In 1955, Stephen Moore III was an African American 4th grader attending the segregated, Black-only Central Consolidated School in Hickory, outside Bel Air, Maryland. He lived in the town of Bel Air just a few blocks from his neighborhood school, the whites-only Bel Air Elementary School. Moore's father, Stephen Moore, Jr., was an Assistant Principal at Central Consolidated. In three connected lawsuits filed and adjudicated from 1955 to 1958 Stephen and his family teamed with other students to force the Harford County Public Schools (HCPS) to develop a substantive plan and at least begin the desegregation of public schools.
The cases occurred in response to the 1954 and 1955 landmark Supreme Court decisions known as Brown vs. Education and Brown II. Along the way, the Moore plaintiffs faced strong resistance from the HCPS administration, federal courts, the white majority as reflected in local newspaper opinion, and the federal legal system. The Moore cases also brought in high-level support from the NAACP's Legal Defense and Educational Fund (LDF). Thurgood Marshall, Juanita Jackson Mitchell and Jack Greenberg all worked on the cases from 1955 to 1958 with Mitchell becoming especially involved in the Harford cases.
Harford County was not unique in Maryland in its slow and phased approach to desegregation. However, the persistence of the alliance devoted to pursuing desegregation was remarkable. The alliance achieved national importance through involvement of the federal court system and NAACP legal leadership. The movement also exposed an entrenched, racist public school system and white establishment culture in the region that supported it. Harford County was approximately 10% African American, determined by the 1960 census. However, the local media, government and wealthy establishment were not representative by race. In the 1950s, local newspapers such as The Aegis and Harford Democrat & Aberdeen Enterprise often identified individuals by race, constantly attaching "Negro" to alleged criminals, crime or accident victims in articles about local happenings. Many local businesses such as motels and restaurants along heavily-traveled Route 40 in the county remained segregated throughout the 1950s.
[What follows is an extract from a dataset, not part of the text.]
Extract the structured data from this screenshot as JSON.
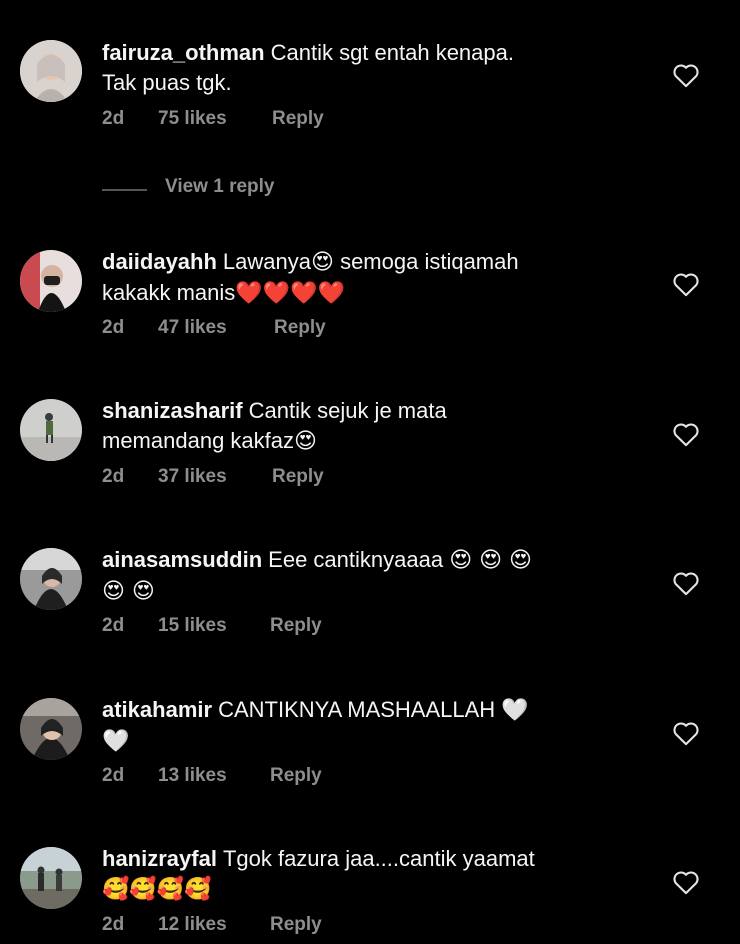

The three Moore cases took place in this local context and the national climate of the civil rights movement unfolding in key ways around the United States. The opposition to public school desegregation or integration (as it was commonly known then) also took place in the context of southern white resistance to change and racist terrorism such as the 1955 lynching of Emmett Till in Mississippi. The movement in Harford County also took place simultaneous to the post-Brown civil rights movement led by the NAACP, Dr. Martin Luther King, Jr., and the Southern Christian Leadership Conference (SCLC). The Harford cases were mainly overseen by a federal judge, Roszel C. Thomsen, who had previously upheld racial segregation in public recreational facilities in the same year of the Brown I case (1954). The Supreme Court overruled his ruling in that case.
Plaintiffs in the three Moore cases also included Dennis Spriggs of Edgewood who desired to go to high school in Edgewood rather than Central and other children across the age spectrum who sought to attend neighborhood schools rather than one of the two more distant consolidated K-12 schools. In the end, Moore and Spriggs won their cases to transfer but seven other plaintiffs lost their cases to attend schools closer to their homes ahead of the gradual "stair step" process established by the Board of Education to extend desegregation through at least 1963. At the same time, the district was expanding the capacity of the two consolidated schools.
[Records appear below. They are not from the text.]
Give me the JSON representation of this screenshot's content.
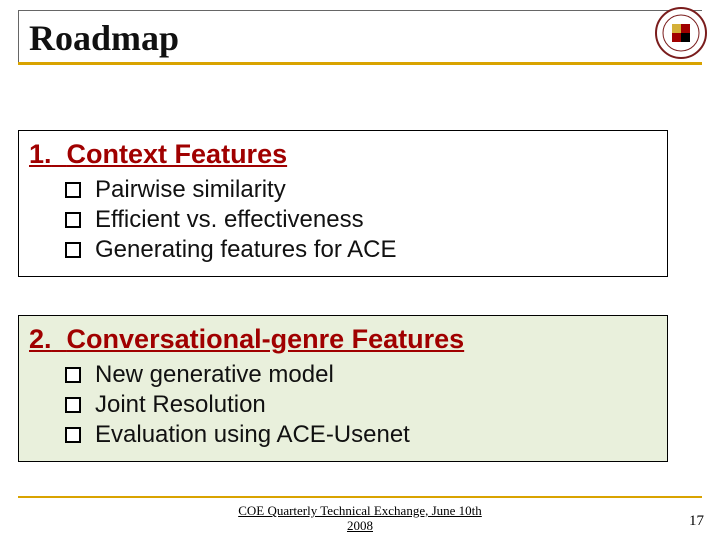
{
  "title": "Roadmap",
  "logo_alt": "University of Maryland seal",
  "sections": [
    {
      "num": "1.",
      "heading": "Context Features",
      "bullets": [
        "Pairwise similarity",
        "Efficient vs. effectiveness",
        "Generating features for ACE"
      ]
    },
    {
      "num": "2.",
      "heading": "Conversational-genre Features",
      "bullets": [
        "New generative model",
        "Joint Resolution",
        "Evaluation using ACE-Usenet"
      ]
    }
  ],
  "footer": {
    "line1": "COE Quarterly Technical Exchange, June 10th",
    "line2": "2008"
  },
  "page_number": "17"
}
So, for example, young Rosalyn Slade applied to attend Hall Crossroads Elementary School in Aberdeen beyond third grade near to where she lived. But she was denied and forced to attend the significantly farther Havre de Grace Consolidated School in a case upheld by the courts. During the legal proceedings, the county's school superintendent Charles Willis admitted that white students did not face similar obstacles to transferring schools. The cases also highlight the extent to which the county granted the consolidated school principals (Leon S. Roye & Dr. Percy Williams) jurisdiction over who could transfer from their schools or not, a factor in desegregation that would prove challenging for them and controversial.
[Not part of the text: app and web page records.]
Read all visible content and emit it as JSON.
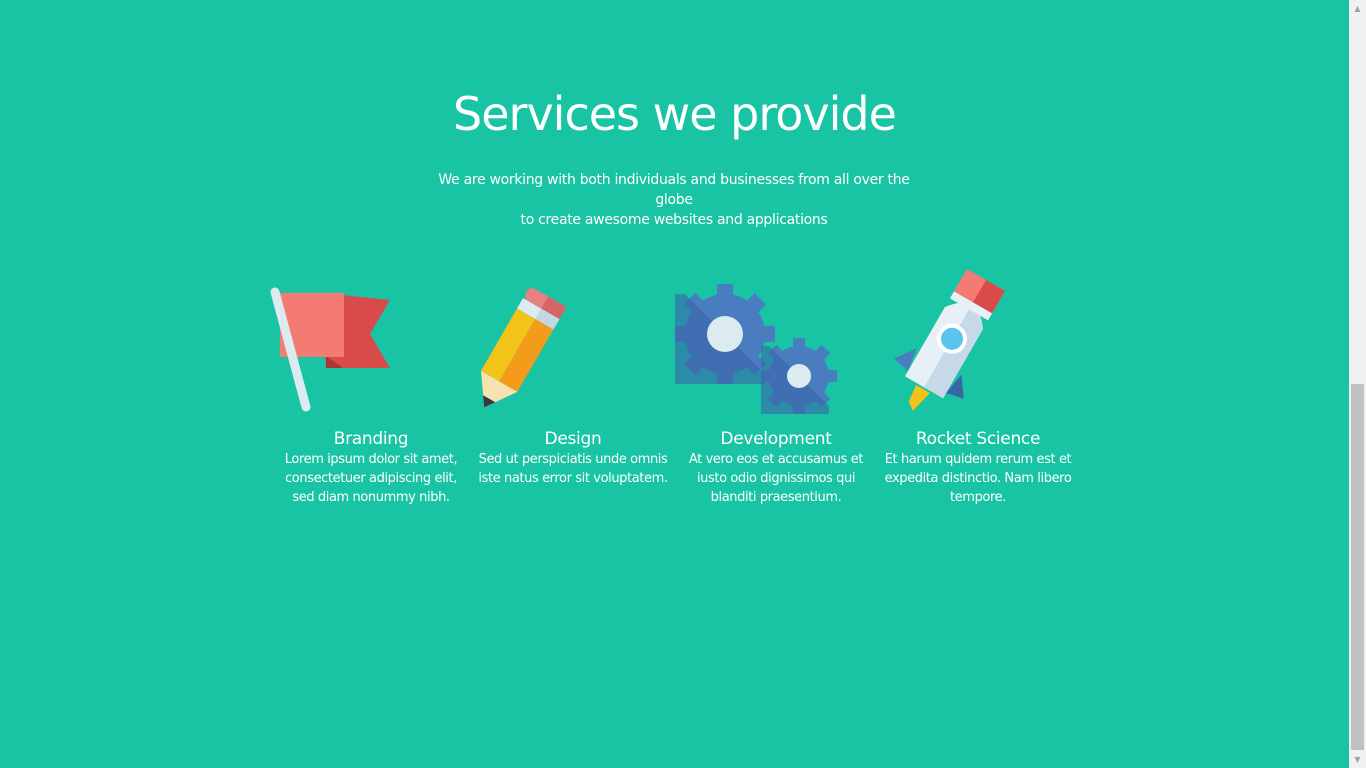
{
  "section": {
    "title": "Services we provide",
    "intro_line_1": "We are working with both individuals and businesses from all over the globe",
    "intro_line_2": "to create awesome websites and applications"
  },
  "services": [
    {
      "title": "Branding",
      "description": "Lorem ipsum dolor sit amet, consectetuer adipiscing elit, sed diam nonummy nibh.",
      "icon": "flag-icon"
    },
    {
      "title": "Design",
      "description": "Sed ut perspiciatis unde omnis iste natus error sit voluptatem.",
      "icon": "pencil-icon"
    },
    {
      "title": "Development",
      "description": "At vero eos et accusamus et iusto odio dignissimos qui blanditi praesentium.",
      "icon": "gears-icon"
    },
    {
      "title": "Rocket Science",
      "description": "Et harum quidem rerum est et expedita distinctio. Nam libero tempore.",
      "icon": "rocket-icon"
    }
  ],
  "colors": {
    "background": "#18c4a4",
    "text": "#ffffff",
    "flag_light": "#f47b73",
    "flag_dark": "#d94b4b",
    "pencil_yellow": "#f2c318",
    "pencil_orange": "#f39c1c",
    "gear_blue": "#4a7cc0",
    "gear_dark": "#3a66a8",
    "rocket_body": "#e8f0f7",
    "rocket_window": "#5ac4ec"
  }
}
The cumulative experience of the Moore cases showed the drive, organization, and courage of the local community of color which often took apart HCPS legal arguments over capacity or logistics, for example, despite a mixed legal outcome. It was an empowering episode for African American families in Harford County who long had to deal with educational inequities amidst a social environment that resembled, if not replicated, the racialized culture of Maryland's deeply segregated Eastern Shore and southern states.
The Moore cases also helped the local civil rights movement achieve some level of national prominence. This recognition took place with the involvement of NAACP LDF attorneys like Juanita Jackson Mitchell, Thurgood Marshall and Jack Greenberg and the involvement of the federal courts. In addition, substantial coverage by the Baltimore Afro-American newspaper (a leading national media source for civil rights coverage) highlighted Harford's prominence in school desegregation efforts of the Civil Rights era.